→ **Exercise objective**
In your copy, each record should read exactly as it does below, and no pictures should be present.

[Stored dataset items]
•••••
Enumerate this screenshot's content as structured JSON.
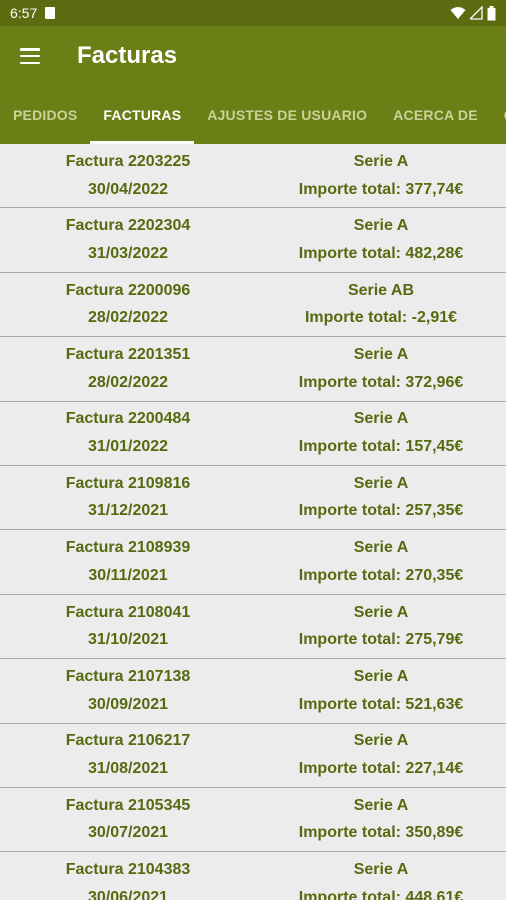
{
  "status": {
    "time": "6:57"
  },
  "appbar": {
    "title": "Facturas"
  },
  "tabs": [
    "PEDIDOS",
    "FACTURAS",
    "AJUSTES DE USUARIO",
    "ACERCA DE",
    "CONTACTO"
  ],
  "invoices": [
    {
      "number": "Factura 2203225",
      "date": "30/04/2022",
      "serie": "Serie A",
      "total": "Importe total: 377,74€"
    },
    {
      "number": "Factura 2202304",
      "date": "31/03/2022",
      "serie": "Serie A",
      "total": "Importe total: 482,28€"
    },
    {
      "number": "Factura 2200096",
      "date": "28/02/2022",
      "serie": "Serie AB",
      "total": "Importe total: -2,91€"
    },
    {
      "number": "Factura 2201351",
      "date": "28/02/2022",
      "serie": "Serie A",
      "total": "Importe total: 372,96€"
    },
    {
      "number": "Factura 2200484",
      "date": "31/01/2022",
      "serie": "Serie A",
      "total": "Importe total: 157,45€"
    },
    {
      "number": "Factura 2109816",
      "date": "31/12/2021",
      "serie": "Serie A",
      "total": "Importe total: 257,35€"
    },
    {
      "number": "Factura 2108939",
      "date": "30/11/2021",
      "serie": "Serie A",
      "total": "Importe total: 270,35€"
    },
    {
      "number": "Factura 2108041",
      "date": "31/10/2021",
      "serie": "Serie A",
      "total": "Importe total: 275,79€"
    },
    {
      "number": "Factura 2107138",
      "date": "30/09/2021",
      "serie": "Serie A",
      "total": "Importe total: 521,63€"
    },
    {
      "number": "Factura 2106217",
      "date": "31/08/2021",
      "serie": "Serie A",
      "total": "Importe total: 227,14€"
    },
    {
      "number": "Factura 2105345",
      "date": "30/07/2021",
      "serie": "Serie A",
      "total": "Importe total: 350,89€"
    },
    {
      "number": "Factura 2104383",
      "date": "30/06/2021",
      "serie": "Serie A",
      "total": "Importe total: 448,61€"
    }
  ]
}
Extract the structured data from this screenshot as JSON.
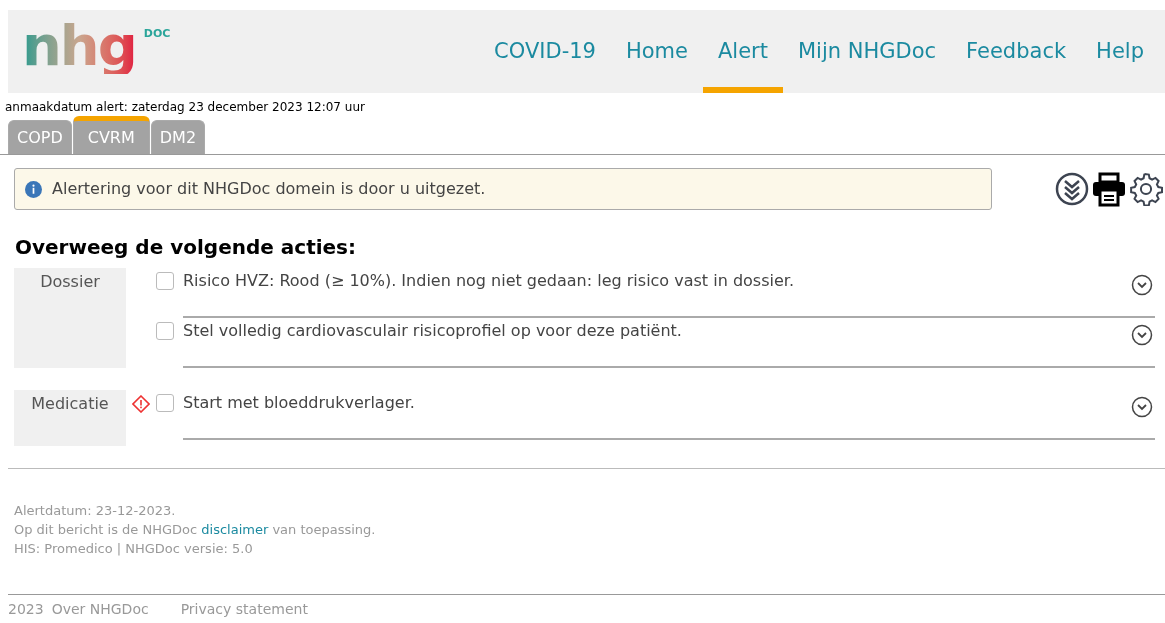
{
  "logo": {
    "word": "nhg",
    "sup": "DOC"
  },
  "nav": [
    {
      "label": "COVID-19",
      "selected": false
    },
    {
      "label": "Home",
      "selected": false
    },
    {
      "label": "Alert",
      "selected": true
    },
    {
      "label": "Mijn NHGDoc",
      "selected": false
    },
    {
      "label": "Feedback",
      "selected": false
    },
    {
      "label": "Help",
      "selected": false
    }
  ],
  "created": "anmaakdatum alert: zaterdag 23 december 2023 12:07 uur",
  "tabs": [
    {
      "label": "COPD",
      "selected": false
    },
    {
      "label": "CVRM",
      "selected": true
    },
    {
      "label": "DM2",
      "selected": false
    }
  ],
  "notice": "Alertering voor dit NHGDoc domein is door u uitgezet.",
  "heading": "Overweeg de volgende acties:",
  "groups": [
    {
      "label": "Dossier",
      "warning": false,
      "actions": [
        {
          "text": "Risico HVZ: Rood (≥ 10%). Indien nog niet gedaan: leg risico vast in dossier.",
          "checked": false
        },
        {
          "text": "Stel volledig cardiovasculair risicoprofiel op voor deze patiënt.",
          "checked": false
        }
      ]
    },
    {
      "label": "Medicatie",
      "warning": true,
      "actions": [
        {
          "text": "Start met bloeddrukverlager.",
          "checked": false
        }
      ]
    }
  ],
  "footer": {
    "alertdate": "Alertdatum: 23-12-2023.",
    "disclaimer_before": "Op dit bericht is de NHGDoc",
    "disclaimer_link": "disclaimer",
    "disclaimer_after": "van toepassing.",
    "his": "HIS: Promedico | NHGDoc versie: 5.0"
  },
  "bottom": {
    "copyright": "2023",
    "links": [
      "Over NHGDoc",
      "Privacy statement"
    ]
  }
}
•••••
→ **Written solution**
Enumerate this screenshot's content as structured JSON.
{
  "status": {
    "time": "6:57"
  },
  "appbar": {
    "title": "Facturas"
  },
  "tabs": [
    "PEDIDOS",
    "FACTURAS",
    "AJUSTES DE USUARIO",
    "ACERCA DE",
    "CONTACTO"
  ],
  "invoices": [
    {
      "number": "Factura 2203225",
      "date": "30/04/2022",
      "serie": "Serie A",
      "total": "Importe total: 377,74€"
    },
    {
      "number": "Factura 2202304",
      "date": "31/03/2022",
      "serie": "Serie A",
      "total": "Importe total: 482,28€"
    },
    {
      "number": "Factura 2200096",
      "date": "28/02/2022",
      "serie": "Serie AB",
      "total": "Importe total: -2,91€"
    },
    {
      "number": "Factura 2201351",
      "date": "28/02/2022",
      "serie": "Serie A",
      "total": "Importe total: 372,96€"
    },
    {
      "number": "Factura 2200484",
      "date": "31/01/2022",
      "serie": "Serie A",
      "total": "Importe total: 157,45€"
    },
    {
      "number": "Factura 2109816",
      "date": "31/12/2021",
      "serie": "Serie A",
      "total": "Importe total: 257,35€"
    },
    {
      "number": "Factura 2108939",
      "date": "30/11/2021",
      "serie": "Serie A",
      "total": "Importe total: 270,35€"
    },
    {
      "number": "Factura 2108041",
      "date": "31/10/2021",
      "serie": "Serie A",
      "total": "Importe total: 275,79€"
    },
    {
      "number": "Factura 2107138",
      "date": "30/09/2021",
      "serie": "Serie A",
      "total": "Importe total: 521,63€"
    },
    {
      "number": "Factura 2106217",
      "date": "31/08/2021",
      "serie": "Serie A",
      "total": "Importe total: 227,14€"
    },
    {
      "number": "Factura 2105345",
      "date": "30/07/2021",
      "serie": "Serie A",
      "total": "Importe total: 350,89€"
    },
    {
      "number": "Factura 2104383",
      "date": "30/06/2021",
      "serie": "Serie A",
      "total": "Importe total: 448,61€"
    }
  ]
}
Extract the structured data from this screenshot as JSON.
{
  "logo": {
    "word": "nhg",
    "sup": "DOC"
  },
  "nav": [
    {
      "label": "COVID-19",
      "selected": false
    },
    {
      "label": "Home",
      "selected": false
    },
    {
      "label": "Alert",
      "selected": true
    },
    {
      "label": "Mijn NHGDoc",
      "selected": false
    },
    {
      "label": "Feedback",
      "selected": false
    },
    {
      "label": "Help",
      "selected": false
    }
  ],
  "created": "anmaakdatum alert: zaterdag 23 december 2023 12:07 uur",
  "tabs": [
    {
      "label": "COPD",
      "selected": false
    },
    {
      "label": "CVRM",
      "selected": true
    },
    {
      "label": "DM2",
      "selected": false
    }
  ],
  "notice": "Alertering voor dit NHGDoc domein is door u uitgezet.",
  "heading": "Overweeg de volgende acties:",
  "groups": [
    {
      "label": "Dossier",
      "warning": false,
      "actions": [
        {
          "text": "Risico HVZ: Rood (≥ 10%). Indien nog niet gedaan: leg risico vast in dossier.",
          "checked": false
        },
        {
          "text": "Stel volledig cardiovasculair risicoprofiel op voor deze patiënt.",
          "checked": false
        }
      ]
    },
    {
      "label": "Medicatie",
      "warning": true,
      "actions": [
        {
          "text": "Start met bloeddrukverlager.",
          "checked": false
        }
      ]
    }
  ],
  "footer": {
    "alertdate": "Alertdatum: 23-12-2023.",
    "disclaimer_before": "Op dit bericht is de NHGDoc",
    "disclaimer_link": "disclaimer",
    "disclaimer_after": "van toepassing.",
    "his": "HIS: Promedico | NHGDoc versie: 5.0"
  },
  "bottom": {
    "copyright": "2023",
    "links": [
      "Over NHGDoc",
      "Privacy statement"
    ]
  }
}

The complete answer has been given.